Populism, Solidarity and the European project
Some theoretical thoughts and talks about Europe and the EU
After the blog about the places I will visit, I should also provide you with some of my thoughts about the research that I’ll do on my trip. Why am I going here and what do I plan to bring home? The idea of making a trip through Eastern Europe has been following me for years. When all my friends started travelling, I always stayed home. Knowing that after my studies I was going to travel and benefit from the knowledge that I gained during my studies. I did not know back then, that my topic of studies was going to be so highly debated at the moment of my trip, making my project much more relevant and interesting.
‘Primetime for European related discussions, so for me.’
At the moment it is primetime for everyone interested in Europe and the EU. With the threat of Russia, Brexit, the Solidarity crisis, Populism, the backlash of the crisis, etcetera, with on the background the running up to the European Parliament elections. It is time to look for new answers and solutions to problems that are related to each other. In order to save the EU and the idea of a peaceful and united Europe, we need to get to the bottom of the malfunctions causing these problems.
The weekend before my departure, De Balie and Dutchculture organized the second edition of the Forum for European culture: Act for Democracy. We went to see one of the most interesting thinker about the EU at the moment, Ulrike Guerot in debate with Jan-Werner Muller and Slawomir Sierakowski about Populism in the EU and Europe. There is obviously a lot that they had to say about the problems with populism, but one that I would like to pick out is that we may not realize enough that populism is structurally working against the EU as it has a strong link with Nationalism. The governments of the states still have an enormous power and influence within the EU. If the governments of the states turn into the populist direction, the project of the EU will be damaged. Guerot, Muller and Sierakowski all agreed that populism damages democracy, liberalism and constructs nationalism and protectionism. At their turn Nationalism and protectionism are both deconstructive in the process of reforming the EU into a widely supported project.
‘Are you solidair?’

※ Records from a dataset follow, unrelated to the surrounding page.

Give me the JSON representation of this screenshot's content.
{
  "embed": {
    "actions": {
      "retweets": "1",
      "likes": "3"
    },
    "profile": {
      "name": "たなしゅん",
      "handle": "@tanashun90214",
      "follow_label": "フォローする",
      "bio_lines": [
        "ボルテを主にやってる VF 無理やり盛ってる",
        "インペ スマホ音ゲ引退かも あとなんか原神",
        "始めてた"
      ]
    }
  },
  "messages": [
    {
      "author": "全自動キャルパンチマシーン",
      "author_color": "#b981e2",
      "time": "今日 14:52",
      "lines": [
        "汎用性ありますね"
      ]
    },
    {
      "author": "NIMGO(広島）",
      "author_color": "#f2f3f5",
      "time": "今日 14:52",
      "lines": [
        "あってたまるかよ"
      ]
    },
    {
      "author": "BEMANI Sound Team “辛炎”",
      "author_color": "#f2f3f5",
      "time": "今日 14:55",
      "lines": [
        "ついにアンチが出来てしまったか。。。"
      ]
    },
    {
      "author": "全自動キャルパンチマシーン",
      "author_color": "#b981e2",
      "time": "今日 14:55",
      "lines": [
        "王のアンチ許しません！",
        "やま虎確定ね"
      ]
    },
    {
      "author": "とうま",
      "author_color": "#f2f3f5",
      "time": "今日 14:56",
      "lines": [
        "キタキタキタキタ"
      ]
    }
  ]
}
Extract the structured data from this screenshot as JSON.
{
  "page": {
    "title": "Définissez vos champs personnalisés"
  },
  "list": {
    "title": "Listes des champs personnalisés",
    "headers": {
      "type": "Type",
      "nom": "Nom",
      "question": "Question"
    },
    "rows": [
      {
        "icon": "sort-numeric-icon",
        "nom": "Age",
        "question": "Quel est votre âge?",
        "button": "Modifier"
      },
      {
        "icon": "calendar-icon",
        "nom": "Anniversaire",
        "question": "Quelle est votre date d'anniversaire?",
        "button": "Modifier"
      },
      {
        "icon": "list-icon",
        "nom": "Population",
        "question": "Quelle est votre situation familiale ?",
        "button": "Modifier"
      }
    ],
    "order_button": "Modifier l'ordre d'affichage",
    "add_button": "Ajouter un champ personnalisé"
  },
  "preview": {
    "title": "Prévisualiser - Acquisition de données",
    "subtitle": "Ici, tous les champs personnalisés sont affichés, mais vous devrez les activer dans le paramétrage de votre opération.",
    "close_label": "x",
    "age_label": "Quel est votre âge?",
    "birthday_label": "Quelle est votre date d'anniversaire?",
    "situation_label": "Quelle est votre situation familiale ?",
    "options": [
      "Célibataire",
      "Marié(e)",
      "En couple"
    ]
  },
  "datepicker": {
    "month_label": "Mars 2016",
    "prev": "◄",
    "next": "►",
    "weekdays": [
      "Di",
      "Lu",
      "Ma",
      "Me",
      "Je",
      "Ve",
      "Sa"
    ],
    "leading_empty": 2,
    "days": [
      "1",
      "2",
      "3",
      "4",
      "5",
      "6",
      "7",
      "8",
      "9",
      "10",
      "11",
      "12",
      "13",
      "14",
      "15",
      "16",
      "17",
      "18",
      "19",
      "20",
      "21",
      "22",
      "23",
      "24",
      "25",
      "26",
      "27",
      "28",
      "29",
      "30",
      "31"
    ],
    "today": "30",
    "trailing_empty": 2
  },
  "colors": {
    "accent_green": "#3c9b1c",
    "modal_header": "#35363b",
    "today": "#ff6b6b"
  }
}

During my conversation with Emilia Palonen, professor at the Helsinki University, we talked about the solidarity crisis and populism as reasons for the stagnation in the EU politics. The project of the EU started out of mostly economic reasons, and not out of solidarity. The construction of the EU is therefore not build to foster solidarity. And as we are tearing down our national welfare states because of austerity reasons, we are less likely to have solidarity on the international EU level. She pointed out that we need a new narrative so we can build a new form of solidarity between the North and the South. This can be the narrative focusing on climate change. Though as the South is dealing with refugees, this may not be the narrative that will root there. Another option is to focus on the local and regional actors and stimulate cooperation. If we manage to bring together different actors of local democracy all over Europe they can exchange knowledge and experiences, become more efficient in their problem solving and transferring knowledge. By meeting people from other area’s and by exchanging experiences, a form of identification and a European public sphere is also stimulated. As the lack of solidarity is not only due to protectionism and nationalism it is also combined with identity politics and the missing of a functioning European public sphere. When Emilia Palonen talked further, she highlighted how distant the EU feels and how unreachable it is for local entrepreneurs and citizens. The EU is building up walls not only around the EU geographically, but also on the inside. There is almost no control on the politicians working for the EU. How can the public know what is going on and how the EU functions if they are not educated and there are almost no journalists reporting about it? There is a serious lack of open and non-elite discussion on the EU within Europe.
At the moment there is no incentive for the nationstates to change this situation and stimulate the knowledge and the European public sphere. They use the lack of knowledge to make the EU their scapegoat for national problems and mistakes. The lack of journalistic reports makes that the second truth told national by the politicians, is never checked. We simply do not really know how decisions are made, how laws have come about and how new regulation has come to exist.
This is the time that I started to look for Europe, culturally, geographically and politically. My stories will be marked by this and so I hope to contribute my part to the European public sphere. Ulrike Guerot described the process very well. We are at a moment in time where we have to rethink our systems, our world. And while we are doing this, everyone wants to have a say. All these stories, views, perspectives have to twirl and in the end we will find a new system to organize our world in.
I could go on and on about amazing stories that I have studied for so many years, about nationalism, wars, symbols, revolutions, maps and so on. And I will go on about these stories in my blog. I hope that these stories get contested, put out of context, turned around and added with much more insights. I hope to get back with a much broader and stronger understanding of our region and what Europe actually binds. The title of the project highlights this search, because the first question asked during European Studies is, Where is Europe? Though this is mostly meant geographically, it is also interesting to ask the question culturally. For both these question it is important to never expect a straight forward answer or an answer at all.